▸ YOUR GOAL
Lines that contain the string "title" are the ones to list; copy all of them from the records.

▸ DATA SHOWN

*** Block opens ***

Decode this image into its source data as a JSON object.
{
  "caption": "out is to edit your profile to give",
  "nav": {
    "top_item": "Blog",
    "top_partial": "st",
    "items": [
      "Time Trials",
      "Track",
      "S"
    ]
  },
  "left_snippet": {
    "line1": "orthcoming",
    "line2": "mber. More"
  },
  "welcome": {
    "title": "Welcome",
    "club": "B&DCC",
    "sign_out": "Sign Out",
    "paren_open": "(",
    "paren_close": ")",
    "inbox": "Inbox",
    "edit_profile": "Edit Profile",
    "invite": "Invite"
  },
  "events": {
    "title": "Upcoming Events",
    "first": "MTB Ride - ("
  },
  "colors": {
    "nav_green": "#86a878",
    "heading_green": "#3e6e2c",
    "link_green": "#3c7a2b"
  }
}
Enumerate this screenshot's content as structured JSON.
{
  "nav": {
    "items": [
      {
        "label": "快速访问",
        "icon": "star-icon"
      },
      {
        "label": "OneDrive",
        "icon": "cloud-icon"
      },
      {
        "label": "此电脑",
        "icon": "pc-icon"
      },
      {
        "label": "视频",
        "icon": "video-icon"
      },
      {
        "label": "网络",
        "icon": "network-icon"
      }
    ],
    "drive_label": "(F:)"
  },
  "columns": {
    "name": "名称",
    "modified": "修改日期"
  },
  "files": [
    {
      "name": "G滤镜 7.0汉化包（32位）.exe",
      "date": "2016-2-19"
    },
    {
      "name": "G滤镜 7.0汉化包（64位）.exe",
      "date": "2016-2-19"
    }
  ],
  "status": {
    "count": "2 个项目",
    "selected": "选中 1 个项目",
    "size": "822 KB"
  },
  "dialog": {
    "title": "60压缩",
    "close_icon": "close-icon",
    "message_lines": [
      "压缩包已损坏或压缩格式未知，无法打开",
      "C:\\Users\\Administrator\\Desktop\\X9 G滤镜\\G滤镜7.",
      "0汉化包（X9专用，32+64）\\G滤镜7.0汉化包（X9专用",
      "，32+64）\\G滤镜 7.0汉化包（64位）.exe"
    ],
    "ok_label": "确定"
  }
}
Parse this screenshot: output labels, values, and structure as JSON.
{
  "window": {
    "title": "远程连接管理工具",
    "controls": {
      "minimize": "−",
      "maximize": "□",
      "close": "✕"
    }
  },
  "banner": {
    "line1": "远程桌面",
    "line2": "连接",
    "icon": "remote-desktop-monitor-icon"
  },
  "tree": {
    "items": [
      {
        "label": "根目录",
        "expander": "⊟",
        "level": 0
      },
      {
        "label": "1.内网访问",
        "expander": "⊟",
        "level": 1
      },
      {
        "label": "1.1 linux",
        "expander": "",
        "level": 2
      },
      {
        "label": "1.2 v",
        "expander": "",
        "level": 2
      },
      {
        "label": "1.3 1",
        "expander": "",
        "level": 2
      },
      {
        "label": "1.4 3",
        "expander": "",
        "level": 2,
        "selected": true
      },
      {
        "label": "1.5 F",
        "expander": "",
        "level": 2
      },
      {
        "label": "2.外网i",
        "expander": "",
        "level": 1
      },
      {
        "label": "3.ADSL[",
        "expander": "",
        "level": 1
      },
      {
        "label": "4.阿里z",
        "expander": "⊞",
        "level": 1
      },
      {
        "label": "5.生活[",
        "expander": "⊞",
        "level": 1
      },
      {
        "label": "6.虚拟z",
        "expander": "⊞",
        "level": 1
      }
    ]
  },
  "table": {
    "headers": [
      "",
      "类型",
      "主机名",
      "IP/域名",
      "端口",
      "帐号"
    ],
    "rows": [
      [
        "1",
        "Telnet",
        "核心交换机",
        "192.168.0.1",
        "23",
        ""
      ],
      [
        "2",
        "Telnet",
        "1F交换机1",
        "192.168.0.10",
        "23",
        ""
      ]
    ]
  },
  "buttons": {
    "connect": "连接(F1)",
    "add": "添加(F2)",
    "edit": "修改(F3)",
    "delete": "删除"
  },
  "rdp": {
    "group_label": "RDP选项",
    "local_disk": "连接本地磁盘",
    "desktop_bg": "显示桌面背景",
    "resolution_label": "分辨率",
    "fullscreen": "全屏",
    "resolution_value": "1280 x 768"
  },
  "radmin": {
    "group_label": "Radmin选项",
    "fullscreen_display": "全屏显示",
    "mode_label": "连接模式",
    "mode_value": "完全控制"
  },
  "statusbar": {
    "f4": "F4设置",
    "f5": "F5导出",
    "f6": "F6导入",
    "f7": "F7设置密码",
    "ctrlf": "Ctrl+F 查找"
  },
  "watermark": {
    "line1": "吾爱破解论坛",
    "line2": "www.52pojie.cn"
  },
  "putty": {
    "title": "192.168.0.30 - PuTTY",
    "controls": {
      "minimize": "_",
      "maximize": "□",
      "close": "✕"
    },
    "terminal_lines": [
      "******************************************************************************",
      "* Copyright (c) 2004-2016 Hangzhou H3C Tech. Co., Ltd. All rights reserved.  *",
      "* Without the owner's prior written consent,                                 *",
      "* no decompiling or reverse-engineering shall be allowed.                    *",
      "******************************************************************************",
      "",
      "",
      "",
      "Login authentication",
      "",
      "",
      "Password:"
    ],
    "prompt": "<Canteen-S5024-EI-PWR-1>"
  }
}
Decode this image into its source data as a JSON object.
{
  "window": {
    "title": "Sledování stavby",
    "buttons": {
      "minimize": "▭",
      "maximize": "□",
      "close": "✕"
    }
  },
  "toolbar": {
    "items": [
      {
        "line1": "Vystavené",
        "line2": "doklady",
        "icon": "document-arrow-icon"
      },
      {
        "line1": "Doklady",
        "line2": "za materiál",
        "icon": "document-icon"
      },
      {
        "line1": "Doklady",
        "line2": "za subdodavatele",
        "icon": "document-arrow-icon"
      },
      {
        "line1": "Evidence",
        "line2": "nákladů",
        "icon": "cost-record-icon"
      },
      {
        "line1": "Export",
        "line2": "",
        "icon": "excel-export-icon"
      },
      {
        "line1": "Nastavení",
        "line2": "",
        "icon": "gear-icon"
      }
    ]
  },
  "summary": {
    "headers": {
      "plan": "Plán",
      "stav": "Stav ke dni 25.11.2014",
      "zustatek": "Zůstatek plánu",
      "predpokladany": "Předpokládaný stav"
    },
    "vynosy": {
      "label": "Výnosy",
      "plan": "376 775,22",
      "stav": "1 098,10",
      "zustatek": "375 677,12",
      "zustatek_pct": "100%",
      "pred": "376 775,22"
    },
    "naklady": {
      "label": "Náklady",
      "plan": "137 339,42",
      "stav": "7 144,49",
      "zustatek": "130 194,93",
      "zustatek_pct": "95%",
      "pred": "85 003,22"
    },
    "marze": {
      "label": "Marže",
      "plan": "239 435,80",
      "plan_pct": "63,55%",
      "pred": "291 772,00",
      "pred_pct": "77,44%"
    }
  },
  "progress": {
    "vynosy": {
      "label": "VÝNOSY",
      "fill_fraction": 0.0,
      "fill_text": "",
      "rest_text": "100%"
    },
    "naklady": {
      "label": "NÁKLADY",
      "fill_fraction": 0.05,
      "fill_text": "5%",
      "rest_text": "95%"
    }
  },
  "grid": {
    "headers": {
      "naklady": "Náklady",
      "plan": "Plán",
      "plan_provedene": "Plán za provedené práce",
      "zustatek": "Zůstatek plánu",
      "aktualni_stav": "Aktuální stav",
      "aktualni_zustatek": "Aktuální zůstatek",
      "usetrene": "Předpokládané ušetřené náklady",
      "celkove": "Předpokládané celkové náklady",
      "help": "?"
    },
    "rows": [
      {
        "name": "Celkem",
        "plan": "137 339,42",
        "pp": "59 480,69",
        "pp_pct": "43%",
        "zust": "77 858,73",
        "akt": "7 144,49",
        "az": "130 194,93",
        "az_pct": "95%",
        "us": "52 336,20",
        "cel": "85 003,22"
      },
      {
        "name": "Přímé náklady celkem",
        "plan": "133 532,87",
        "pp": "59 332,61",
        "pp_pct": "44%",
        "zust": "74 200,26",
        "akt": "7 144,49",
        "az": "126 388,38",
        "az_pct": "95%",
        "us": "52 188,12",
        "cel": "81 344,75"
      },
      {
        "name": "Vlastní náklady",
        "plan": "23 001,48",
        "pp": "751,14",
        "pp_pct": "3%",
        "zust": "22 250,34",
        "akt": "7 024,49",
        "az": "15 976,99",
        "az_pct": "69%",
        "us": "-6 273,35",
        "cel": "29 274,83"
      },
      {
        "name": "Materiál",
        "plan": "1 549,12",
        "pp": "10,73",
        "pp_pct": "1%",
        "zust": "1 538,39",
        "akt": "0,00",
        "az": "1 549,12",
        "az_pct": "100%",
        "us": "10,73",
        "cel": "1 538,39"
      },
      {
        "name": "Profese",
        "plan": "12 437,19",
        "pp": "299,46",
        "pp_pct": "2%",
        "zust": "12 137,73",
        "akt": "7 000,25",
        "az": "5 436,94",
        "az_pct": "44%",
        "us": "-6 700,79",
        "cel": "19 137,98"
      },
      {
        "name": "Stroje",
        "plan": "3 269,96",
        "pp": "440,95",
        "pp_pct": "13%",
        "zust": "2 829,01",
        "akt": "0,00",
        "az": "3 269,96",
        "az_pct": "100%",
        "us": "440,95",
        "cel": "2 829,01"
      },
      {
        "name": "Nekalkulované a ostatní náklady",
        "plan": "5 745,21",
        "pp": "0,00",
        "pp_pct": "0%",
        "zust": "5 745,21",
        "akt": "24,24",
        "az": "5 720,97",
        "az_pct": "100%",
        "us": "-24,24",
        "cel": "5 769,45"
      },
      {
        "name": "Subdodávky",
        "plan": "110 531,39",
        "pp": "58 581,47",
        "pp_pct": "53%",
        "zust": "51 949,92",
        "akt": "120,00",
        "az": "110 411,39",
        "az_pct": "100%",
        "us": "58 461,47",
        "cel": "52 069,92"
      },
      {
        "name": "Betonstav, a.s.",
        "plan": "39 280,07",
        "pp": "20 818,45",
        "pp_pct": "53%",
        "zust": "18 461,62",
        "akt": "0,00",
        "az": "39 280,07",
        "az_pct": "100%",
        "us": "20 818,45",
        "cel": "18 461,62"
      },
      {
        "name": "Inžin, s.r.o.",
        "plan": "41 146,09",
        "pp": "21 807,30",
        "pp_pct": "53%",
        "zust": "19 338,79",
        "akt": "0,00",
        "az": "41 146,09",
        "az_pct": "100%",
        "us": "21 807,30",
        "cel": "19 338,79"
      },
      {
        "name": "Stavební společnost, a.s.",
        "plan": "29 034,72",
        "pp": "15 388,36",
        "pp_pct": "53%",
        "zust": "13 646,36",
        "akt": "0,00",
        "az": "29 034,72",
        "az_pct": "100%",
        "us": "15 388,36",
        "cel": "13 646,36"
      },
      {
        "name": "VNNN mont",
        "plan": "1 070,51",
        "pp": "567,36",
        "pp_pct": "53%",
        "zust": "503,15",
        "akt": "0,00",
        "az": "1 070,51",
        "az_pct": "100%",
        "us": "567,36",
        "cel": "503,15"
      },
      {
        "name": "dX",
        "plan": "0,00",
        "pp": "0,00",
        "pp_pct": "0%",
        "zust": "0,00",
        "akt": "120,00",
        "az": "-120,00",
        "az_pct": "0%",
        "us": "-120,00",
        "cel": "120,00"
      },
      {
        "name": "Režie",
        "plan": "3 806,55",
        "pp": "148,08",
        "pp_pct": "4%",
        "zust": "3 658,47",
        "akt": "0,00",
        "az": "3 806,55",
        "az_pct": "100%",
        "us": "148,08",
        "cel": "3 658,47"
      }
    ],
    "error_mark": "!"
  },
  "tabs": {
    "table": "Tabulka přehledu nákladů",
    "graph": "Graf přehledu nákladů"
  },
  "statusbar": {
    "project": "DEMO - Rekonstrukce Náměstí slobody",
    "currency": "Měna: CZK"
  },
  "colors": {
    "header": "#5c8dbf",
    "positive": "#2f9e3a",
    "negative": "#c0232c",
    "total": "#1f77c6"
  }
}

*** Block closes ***

▸ THE ANSWER
    "title": "Welcome",
    "title": "Upcoming Events",
    "title": "60压缩",
    "title": "远程连接管理工具",
    "title": "192.168.0.30 - PuTTY",
    "title": "Sledování stavby",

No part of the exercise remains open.